"Public gardens are a public good, and people want green spaces where they can go and see beauty in a part of town that has lower incomes," Cori says. "Studies about green space have determined that it improves the quality of life."
As a labor of love, Cori's father, Willie Anderson, catered a buffet dinner with her godfather, Charles Brister. The meal included pulled pork, jambalaya and Asian cole slaw. The plates and utensils were all biodegradable and taken to a nearby compost facility afterward.
The couple opted to use an iPod and a borrowed sound system for their music to save money and conserve energy. "If you have a five-to-10 person band with stage lights and sound equipment, that is going to zap a lot more electricity than an iPod," Cori says.
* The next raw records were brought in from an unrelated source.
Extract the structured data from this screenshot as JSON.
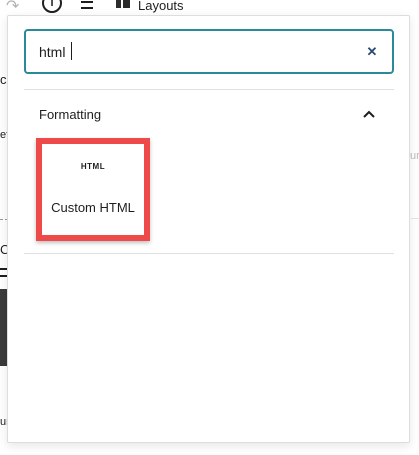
{
  "toolbar": {
    "layouts_label": "Layouts"
  },
  "background": {
    "frag_c1": "c",
    "frag_efa": "efa",
    "frag_c2": "C",
    "frag_ure": "ure",
    "frag_ur": "ur"
  },
  "inserter": {
    "search": {
      "value": "html",
      "clear_icon": "close-icon"
    },
    "panel": {
      "title": "Formatting",
      "expanded": true,
      "toggle_icon": "chevron-up-icon"
    },
    "blocks": [
      {
        "icon_text": "HTML",
        "label": "Custom HTML",
        "highlighted": true,
        "highlight_color": "#ef4a4a"
      }
    ]
  },
  "colors": {
    "search_border": "#2b8a99",
    "clear_icon": "#2a4a73",
    "highlight": "#ef4a4a"
  }
}
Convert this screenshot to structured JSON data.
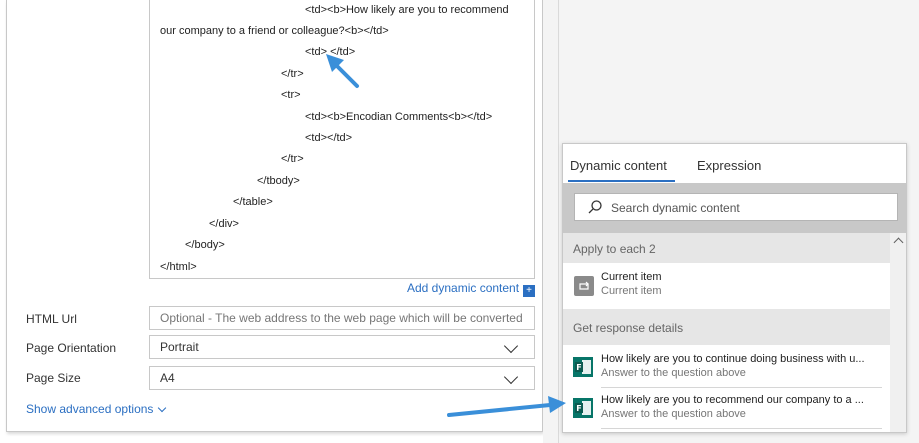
{
  "code_lines": [
    "<td><b>How likely are you to recommend",
    "our company to a friend or colleague?<b></td>",
    "<td> </td>",
    "</tr>",
    "<tr>",
    "<td><b>Encodian Comments<b></td>",
    "<td></td>",
    "</tr>",
    "</tbody>",
    "</table>",
    "</div>",
    "</body>",
    "</html>"
  ],
  "add_dynamic_content": {
    "label": "Add dynamic content",
    "plus": "+"
  },
  "fields": [
    {
      "label": "HTML Url",
      "value": "Optional - The web address to the web page which will be converted",
      "is_placeholder": true
    },
    {
      "label": "Page Orientation",
      "value": "Portrait",
      "is_dropdown": true
    },
    {
      "label": "Page Size",
      "value": "A4",
      "is_dropdown": true
    }
  ],
  "show_advanced": "Show advanced options",
  "dynamic_panel": {
    "tabs": [
      "Dynamic content",
      "Expression"
    ],
    "active_tab": "Dynamic content",
    "search_placeholder": "Search dynamic content",
    "sections": [
      {
        "title": "Apply to each 2",
        "items": [
          {
            "title": "Current item",
            "subtitle": "Current item",
            "icon": "loop-icon"
          }
        ]
      },
      {
        "title": "Get response details",
        "items": [
          {
            "title": "How likely are you to continue doing business with u...",
            "subtitle": "Answer to the question above",
            "icon": "forms-icon"
          },
          {
            "title": "How likely are you to recommend our company to a ...",
            "subtitle": "Answer to the question above",
            "icon": "forms-icon"
          }
        ]
      }
    ]
  },
  "colors": {
    "accent": "#2b6fc2",
    "arrow": "#3a8fd9",
    "forms_green": "#077568"
  }
}
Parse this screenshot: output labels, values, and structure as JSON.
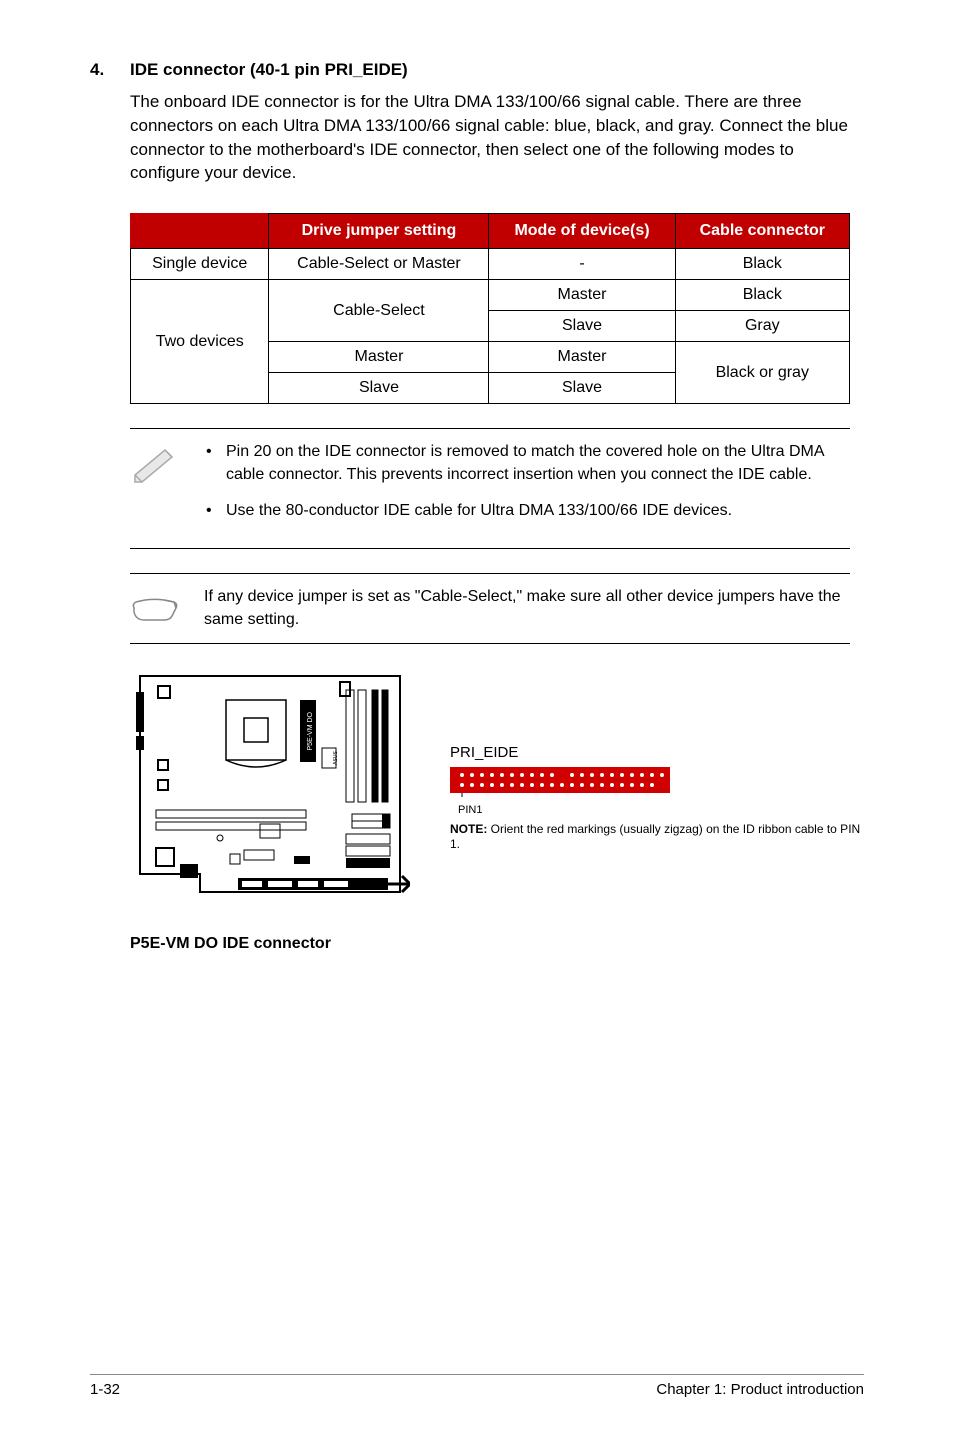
{
  "section": {
    "number": "4.",
    "title": "IDE connector (40-1 pin PRI_EIDE)",
    "body": "The onboard IDE connector is for the Ultra DMA 133/100/66 signal cable. There are three connectors on each Ultra DMA 133/100/66 signal cable: blue, black, and gray. Connect the blue connector to the motherboard's IDE connector, then select one of the following modes to configure your device."
  },
  "table": {
    "headers": [
      "",
      "Drive jumper setting",
      "Mode of device(s)",
      "Cable connector"
    ],
    "row1": {
      "c0": "Single device",
      "c1": "Cable-Select or Master",
      "c2": "-",
      "c3": "Black"
    },
    "two_devices_label": "Two devices",
    "cable_select_label": "Cable-Select",
    "master_label1": "Master",
    "black_label": "Black",
    "slave_label1": "Slave",
    "gray_label": "Gray",
    "master_label2": "Master",
    "master_label3": "Master",
    "slave_label2": "Slave",
    "slave_label3": "Slave",
    "black_or_gray": "Black or gray"
  },
  "notes": {
    "bullet1": "Pin 20 on the IDE connector is removed to match the covered hole on the Ultra DMA cable connector. This prevents incorrect insertion when you connect the IDE cable.",
    "bullet2": "Use the 80-conductor IDE cable for Ultra DMA 133/100/66 IDE devices.",
    "cable_select_note": "If any device jumper is set as \"Cable-Select,\" make sure all other device jumpers have the same setting."
  },
  "diagram": {
    "caption": "P5E-VM DO IDE connector",
    "chip_label": "P5E-VM DO",
    "conn_label": "PRI_EIDE",
    "pin1_label": "PIN1",
    "conn_note_bold": "NOTE:",
    "conn_note_text": " Orient the red markings (usually zigzag) on the ID ribbon cable to PIN 1."
  },
  "footer": {
    "left": "1-32",
    "right": "Chapter 1: Product introduction"
  }
}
The guests spent the evening dancing to everything from Frank Sinatra to Beyonce.
The following day the couple left for a 10-day adventure honeymoon to Costa Rica, a country rich in natural beauty and ecotourism.
"The government and people of Costa Rica are making a discernible effort to cater to tourists in ways that are eco-friendly," Cori says." We were able to go on naturalist guided tours and stayed in hotels noted for their high sustainability ranking."
Assistant editor Lacey McLaughlin contributed to this article.
Know of an interesting couple planning a cool wedding? Do you offer creative wedding services? E-mail [e-mail missing].
Sharing the Green: Follow Cori's blog about planning an eco-wedding on a budget at http://www.andsomethinggreen.blogspot.com
Cakes for a Cause: The two cakes were from Village Confections, an entrepreneurship program of The Christmas Village in Canton that helps struggling pregnant women and teaches them life skills.
Thanks for the story, y'all! Just one quick correction- the groom's cake was from For Heaven's Cakes, who I highly recommend. Her contact info will be posted on my blog.